Obviously you could trivially fix this simple makefile, but in real-world builds that may be difficult or impossible to do manually. For example, in the Android 4.1.1 build, there are about 2 million explicitly specified dependencies in the makefiles. For a typical variant build, only about 300 thousand are really required: over 85% of the dependencies are unnecessary. And that's in the Android build, which is regarded by some as a paragon of parallel-build cleanliness — imagine the opportunities for improvement in builds that don't have Google's resources to devote to the problem.

To enable dependency optimization in your builds, add --emake-optimize-deps=1 to your emake command-line.
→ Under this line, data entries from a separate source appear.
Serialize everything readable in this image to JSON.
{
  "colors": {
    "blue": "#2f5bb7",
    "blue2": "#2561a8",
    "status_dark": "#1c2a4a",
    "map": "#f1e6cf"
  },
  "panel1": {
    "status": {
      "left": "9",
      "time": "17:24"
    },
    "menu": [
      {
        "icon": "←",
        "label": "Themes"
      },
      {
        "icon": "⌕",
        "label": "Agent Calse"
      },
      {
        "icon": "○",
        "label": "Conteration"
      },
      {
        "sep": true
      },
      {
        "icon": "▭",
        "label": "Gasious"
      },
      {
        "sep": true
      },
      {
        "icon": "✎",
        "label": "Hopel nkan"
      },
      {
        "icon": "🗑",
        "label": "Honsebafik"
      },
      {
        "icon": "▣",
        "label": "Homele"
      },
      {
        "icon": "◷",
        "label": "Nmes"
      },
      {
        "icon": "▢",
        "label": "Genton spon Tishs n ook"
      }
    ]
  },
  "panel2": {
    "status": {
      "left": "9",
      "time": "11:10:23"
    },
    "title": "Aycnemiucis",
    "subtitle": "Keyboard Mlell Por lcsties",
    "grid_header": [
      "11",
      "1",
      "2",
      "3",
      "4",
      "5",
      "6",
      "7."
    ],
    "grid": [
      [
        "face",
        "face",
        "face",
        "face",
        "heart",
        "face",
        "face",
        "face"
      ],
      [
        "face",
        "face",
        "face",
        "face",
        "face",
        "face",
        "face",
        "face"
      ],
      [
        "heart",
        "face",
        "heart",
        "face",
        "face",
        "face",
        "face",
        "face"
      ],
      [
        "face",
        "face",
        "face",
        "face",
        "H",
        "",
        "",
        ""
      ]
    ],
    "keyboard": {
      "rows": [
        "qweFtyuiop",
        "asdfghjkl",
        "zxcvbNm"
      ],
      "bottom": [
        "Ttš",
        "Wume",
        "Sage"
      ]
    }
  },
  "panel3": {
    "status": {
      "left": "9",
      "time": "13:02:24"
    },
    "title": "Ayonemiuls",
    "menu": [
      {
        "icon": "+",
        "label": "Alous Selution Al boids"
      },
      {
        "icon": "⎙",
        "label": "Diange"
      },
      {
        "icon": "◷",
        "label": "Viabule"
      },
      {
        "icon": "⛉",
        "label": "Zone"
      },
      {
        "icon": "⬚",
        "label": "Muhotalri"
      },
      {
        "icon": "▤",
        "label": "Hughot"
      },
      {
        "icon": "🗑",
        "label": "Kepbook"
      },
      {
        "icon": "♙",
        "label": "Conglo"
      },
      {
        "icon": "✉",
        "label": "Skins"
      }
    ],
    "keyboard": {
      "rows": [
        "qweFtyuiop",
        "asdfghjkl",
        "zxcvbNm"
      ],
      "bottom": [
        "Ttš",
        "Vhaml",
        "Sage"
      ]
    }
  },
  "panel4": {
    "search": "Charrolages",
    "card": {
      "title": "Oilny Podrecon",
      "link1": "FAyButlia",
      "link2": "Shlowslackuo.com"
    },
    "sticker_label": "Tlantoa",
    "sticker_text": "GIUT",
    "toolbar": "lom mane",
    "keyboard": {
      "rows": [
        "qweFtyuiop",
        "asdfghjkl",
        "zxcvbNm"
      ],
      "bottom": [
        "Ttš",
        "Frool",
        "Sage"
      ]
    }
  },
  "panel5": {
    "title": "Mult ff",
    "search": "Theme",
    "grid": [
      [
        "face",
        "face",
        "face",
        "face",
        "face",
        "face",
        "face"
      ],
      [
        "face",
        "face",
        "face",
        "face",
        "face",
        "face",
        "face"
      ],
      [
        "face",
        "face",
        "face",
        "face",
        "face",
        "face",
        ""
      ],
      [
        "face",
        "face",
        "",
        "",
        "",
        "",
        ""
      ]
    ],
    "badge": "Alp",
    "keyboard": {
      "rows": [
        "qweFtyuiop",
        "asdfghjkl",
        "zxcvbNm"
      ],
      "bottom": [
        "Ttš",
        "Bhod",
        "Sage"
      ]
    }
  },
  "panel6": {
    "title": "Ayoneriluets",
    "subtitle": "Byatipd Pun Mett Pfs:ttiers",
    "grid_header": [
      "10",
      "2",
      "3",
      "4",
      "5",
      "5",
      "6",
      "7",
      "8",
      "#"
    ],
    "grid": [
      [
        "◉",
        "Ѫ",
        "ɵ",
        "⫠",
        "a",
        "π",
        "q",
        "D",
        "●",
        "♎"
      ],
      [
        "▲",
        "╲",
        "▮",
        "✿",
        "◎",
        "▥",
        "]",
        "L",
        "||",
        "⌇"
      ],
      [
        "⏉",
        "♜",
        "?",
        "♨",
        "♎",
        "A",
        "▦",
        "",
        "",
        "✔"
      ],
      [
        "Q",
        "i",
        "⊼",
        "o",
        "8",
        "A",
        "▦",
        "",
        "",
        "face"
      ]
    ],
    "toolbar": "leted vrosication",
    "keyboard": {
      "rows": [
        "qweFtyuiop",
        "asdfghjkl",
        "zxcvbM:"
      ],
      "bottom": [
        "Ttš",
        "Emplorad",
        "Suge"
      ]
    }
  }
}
The first build with that option enabled will "learn" the characteristics of the build; the second and subsequent builds will use that information to improve performance.

Parse avoidance: the fastest job is the one you don't have to do

A common complaint with large build systems is incremental build performance — specifically, the long lag between the time that the user invokes make and the time that make starts the first compile. Some have even gone so far as to invent entirely new build tools with a specific focus on this problem. Parse avoidance delivers similar performance gains without requiring the painful (perhaps impossible!) conversion to a new build tool. For example, a "no touch" incremental build of Android 4.1.1 takes close to 5 minutes with Accelerator 6.2, but only about 30 seconds with Accelerator 7.0.

On complex builds, a large portion of the lag comes from parsing makefiles. The net result of that effort is a dependency graph annotated with targets and the commands needed to generate them. The core idea underpinning parse avoidance is the realization that we need not redo that work on every build. Most of the time, the dependency graph, et al, is unchanged from one build to the next. Why not cache the result of the parse and reuse it in the next build? So that's what we did.

To enable parse avoidance in your builds, add --emake-parse-avoidance=1 to your emake command-line. The first build with that option will generate a parse result to add to the cache; the second and subsequent builds will reload the cached result in lieu of reparsing the makefiles from scratch.

Other goodies

In addition to the marquee features, Accelerator 7.0 includes dozens of other improvements. Here are some of the highlights:

  • Limited GNU make 3.82 support. emake now allows assignment modifiers (like ?=, etc.) on define-style variable definitions, when --emake-emulation=gmake3.82
  • Order-only prerequisites in NMAKE emulation mode. GNU make introduced the concept of order-only prerequisites in 3.80. With this release we've extended our NMAKE emulation with the same concept.
  • Enhancements to electrify. The biggest improvement is the ability to match full command-lines to decide whether or not a particular command should be executed remotely (Linux only). Previously, electrify could only match against the process name.

What's next?

In my opinion, Accelerator 7.0 is the most exciting release we've put out in close to two years, with truly ground-breaking new functionality and performance improvements. It's not often that you can legitimately claim double-digit percentage performance improvements in a mature product. I'm incredibly proud of my team for this accomplishment.

With that said: there's always room to do more. We're already gearing up for the next release. The exact release content is not yet nailed down, but on the short list of candidates is a new job scheduler, to enable still better performance; "buddy cluster" facilities, to allow the use of Accelerator without requiring dedicated hardware; and possibly some form of acceleration for Maven-based builds. Let's go!

%d bloggers like this: